■ PROVIDED RECORDS:
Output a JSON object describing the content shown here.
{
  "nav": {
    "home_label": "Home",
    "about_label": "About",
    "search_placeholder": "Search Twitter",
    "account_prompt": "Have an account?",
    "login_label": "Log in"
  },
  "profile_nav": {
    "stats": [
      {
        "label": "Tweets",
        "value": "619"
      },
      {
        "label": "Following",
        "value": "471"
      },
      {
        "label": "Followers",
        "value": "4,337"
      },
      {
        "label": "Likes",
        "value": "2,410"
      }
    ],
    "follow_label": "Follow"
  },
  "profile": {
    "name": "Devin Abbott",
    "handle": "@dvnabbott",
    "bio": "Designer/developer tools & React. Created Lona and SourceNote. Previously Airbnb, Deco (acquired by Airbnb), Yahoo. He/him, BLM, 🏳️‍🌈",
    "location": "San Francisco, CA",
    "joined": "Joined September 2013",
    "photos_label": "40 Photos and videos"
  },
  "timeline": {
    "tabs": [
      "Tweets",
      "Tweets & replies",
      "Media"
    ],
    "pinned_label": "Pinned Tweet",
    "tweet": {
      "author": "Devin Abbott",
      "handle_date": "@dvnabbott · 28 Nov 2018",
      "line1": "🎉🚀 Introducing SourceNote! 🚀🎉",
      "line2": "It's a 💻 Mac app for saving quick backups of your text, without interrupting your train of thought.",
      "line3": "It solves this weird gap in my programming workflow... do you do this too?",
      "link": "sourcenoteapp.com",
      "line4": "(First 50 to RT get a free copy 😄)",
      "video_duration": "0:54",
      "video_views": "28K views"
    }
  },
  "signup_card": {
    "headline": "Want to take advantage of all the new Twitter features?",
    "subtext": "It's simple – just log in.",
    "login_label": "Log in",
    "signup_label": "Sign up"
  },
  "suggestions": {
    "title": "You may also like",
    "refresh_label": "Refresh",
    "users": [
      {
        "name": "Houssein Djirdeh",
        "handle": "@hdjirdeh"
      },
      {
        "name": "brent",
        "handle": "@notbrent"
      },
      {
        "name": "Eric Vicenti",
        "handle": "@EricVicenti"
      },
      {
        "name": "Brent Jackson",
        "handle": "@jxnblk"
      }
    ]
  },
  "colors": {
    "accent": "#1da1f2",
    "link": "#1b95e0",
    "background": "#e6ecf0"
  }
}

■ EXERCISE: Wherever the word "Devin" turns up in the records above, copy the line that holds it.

■ ANSWER SPACE:
    "name": "Devin Abbott",
      "author": "Devin Abbott",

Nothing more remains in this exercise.